Exercise directions>
Every entry below, first to last, should be restated word for word.

===== Available data =====

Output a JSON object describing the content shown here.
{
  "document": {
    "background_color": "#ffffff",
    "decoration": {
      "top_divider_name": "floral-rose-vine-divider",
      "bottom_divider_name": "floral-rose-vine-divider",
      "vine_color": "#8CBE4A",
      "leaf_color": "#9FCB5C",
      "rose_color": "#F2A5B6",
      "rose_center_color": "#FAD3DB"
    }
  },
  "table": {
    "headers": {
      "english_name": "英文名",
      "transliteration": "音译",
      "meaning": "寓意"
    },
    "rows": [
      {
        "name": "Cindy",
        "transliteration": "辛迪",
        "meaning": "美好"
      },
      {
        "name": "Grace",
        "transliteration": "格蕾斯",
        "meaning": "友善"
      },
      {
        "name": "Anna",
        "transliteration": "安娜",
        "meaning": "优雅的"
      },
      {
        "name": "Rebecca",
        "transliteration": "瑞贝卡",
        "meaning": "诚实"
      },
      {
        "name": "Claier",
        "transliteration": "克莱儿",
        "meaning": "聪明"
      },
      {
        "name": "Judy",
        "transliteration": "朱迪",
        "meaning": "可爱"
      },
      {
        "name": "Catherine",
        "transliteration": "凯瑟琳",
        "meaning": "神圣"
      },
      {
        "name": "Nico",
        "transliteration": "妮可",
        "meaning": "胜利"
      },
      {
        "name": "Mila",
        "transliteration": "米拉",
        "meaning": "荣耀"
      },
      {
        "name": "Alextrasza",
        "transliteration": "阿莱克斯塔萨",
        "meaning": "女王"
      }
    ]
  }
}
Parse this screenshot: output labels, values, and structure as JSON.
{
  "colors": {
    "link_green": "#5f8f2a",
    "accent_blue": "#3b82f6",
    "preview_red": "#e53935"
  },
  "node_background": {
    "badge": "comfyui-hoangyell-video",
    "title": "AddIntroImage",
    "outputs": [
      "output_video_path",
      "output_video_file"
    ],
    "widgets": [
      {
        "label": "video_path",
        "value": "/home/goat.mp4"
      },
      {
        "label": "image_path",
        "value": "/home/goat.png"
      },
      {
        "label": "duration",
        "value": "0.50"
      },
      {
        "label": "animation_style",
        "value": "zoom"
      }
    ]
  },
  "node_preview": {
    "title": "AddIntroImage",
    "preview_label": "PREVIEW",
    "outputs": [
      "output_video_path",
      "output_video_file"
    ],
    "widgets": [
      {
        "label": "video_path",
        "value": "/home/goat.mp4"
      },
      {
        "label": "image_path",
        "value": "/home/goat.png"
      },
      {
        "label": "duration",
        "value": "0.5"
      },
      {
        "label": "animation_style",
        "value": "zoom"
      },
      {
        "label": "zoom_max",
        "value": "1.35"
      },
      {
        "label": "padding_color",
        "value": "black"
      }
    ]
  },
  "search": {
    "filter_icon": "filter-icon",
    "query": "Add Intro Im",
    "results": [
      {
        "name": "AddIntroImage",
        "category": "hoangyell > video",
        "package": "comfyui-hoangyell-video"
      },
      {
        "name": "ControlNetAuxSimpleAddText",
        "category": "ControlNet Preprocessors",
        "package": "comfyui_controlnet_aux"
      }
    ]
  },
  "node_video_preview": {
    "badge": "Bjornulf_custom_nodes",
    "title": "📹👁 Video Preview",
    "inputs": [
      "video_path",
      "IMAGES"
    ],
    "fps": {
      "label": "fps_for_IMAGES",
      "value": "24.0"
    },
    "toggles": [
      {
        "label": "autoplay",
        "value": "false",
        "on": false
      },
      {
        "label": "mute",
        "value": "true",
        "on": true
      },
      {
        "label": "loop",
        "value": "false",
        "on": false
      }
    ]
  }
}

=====

Task answer>
Output a JSON object describing the content shown here.
{
  "document": {
    "background_color": "#ffffff",
    "decoration": {
      "top_divider_name": "floral-rose-vine-divider",
      "bottom_divider_name": "floral-rose-vine-divider",
      "vine_color": "#8CBE4A",
      "leaf_color": "#9FCB5C",
      "rose_color": "#F2A5B6",
      "rose_center_color": "#FAD3DB"
    }
  },
  "table": {
    "headers": {
      "english_name": "英文名",
      "transliteration": "音译",
      "meaning": "寓意"
    },
    "rows": [
      {
        "name": "Cindy",
        "transliteration": "辛迪",
        "meaning": "美好"
      },
      {
        "name": "Grace",
        "transliteration": "格蕾斯",
        "meaning": "友善"
      },
      {
        "name": "Anna",
        "transliteration": "安娜",
        "meaning": "优雅的"
      },
      {
        "name": "Rebecca",
        "transliteration": "瑞贝卡",
        "meaning": "诚实"
      },
      {
        "name": "Claier",
        "transliteration": "克莱儿",
        "meaning": "聪明"
      },
      {
        "name": "Judy",
        "transliteration": "朱迪",
        "meaning": "可爱"
      },
      {
        "name": "Catherine",
        "transliteration": "凯瑟琳",
        "meaning": "神圣"
      },
      {
        "name": "Nico",
        "transliteration": "妮可",
        "meaning": "胜利"
      },
      {
        "name": "Mila",
        "transliteration": "米拉",
        "meaning": "荣耀"
      },
      {
        "name": "Alextrasza",
        "transliteration": "阿莱克斯塔萨",
        "meaning": "女王"
      }
    ]
  }
}
Parse this screenshot: output labels, values, and structure as JSON.
{
  "colors": {
    "link_green": "#5f8f2a",
    "accent_blue": "#3b82f6",
    "preview_red": "#e53935"
  },
  "node_background": {
    "badge": "comfyui-hoangyell-video",
    "title": "AddIntroImage",
    "outputs": [
      "output_video_path",
      "output_video_file"
    ],
    "widgets": [
      {
        "label": "video_path",
        "value": "/home/goat.mp4"
      },
      {
        "label": "image_path",
        "value": "/home/goat.png"
      },
      {
        "label": "duration",
        "value": "0.50"
      },
      {
        "label": "animation_style",
        "value": "zoom"
      }
    ]
  },
  "node_preview": {
    "title": "AddIntroImage",
    "preview_label": "PREVIEW",
    "outputs": [
      "output_video_path",
      "output_video_file"
    ],
    "widgets": [
      {
        "label": "video_path",
        "value": "/home/goat.mp4"
      },
      {
        "label": "image_path",
        "value": "/home/goat.png"
      },
      {
        "label": "duration",
        "value": "0.5"
      },
      {
        "label": "animation_style",
        "value": "zoom"
      },
      {
        "label": "zoom_max",
        "value": "1.35"
      },
      {
        "label": "padding_color",
        "value": "black"
      }
    ]
  },
  "search": {
    "filter_icon": "filter-icon",
    "query": "Add Intro Im",
    "results": [
      {
        "name": "AddIntroImage",
        "category": "hoangyell > video",
        "package": "comfyui-hoangyell-video"
      },
      {
        "name": "ControlNetAuxSimpleAddText",
        "category": "ControlNet Preprocessors",
        "package": "comfyui_controlnet_aux"
      }
    ]
  },
  "node_video_preview": {
    "badge": "Bjornulf_custom_nodes",
    "title": "📹👁 Video Preview",
    "inputs": [
      "video_path",
      "IMAGES"
    ],
    "fps": {
      "label": "fps_for_IMAGES",
      "value": "24.0"
    },
    "toggles": [
      {
        "label": "autoplay",
        "value": "false",
        "on": false
      },
      {
        "label": "mute",
        "value": "true",
        "on": true
      },
      {
        "label": "loop",
        "value": "false",
        "on": false
      }
    ]
  }
}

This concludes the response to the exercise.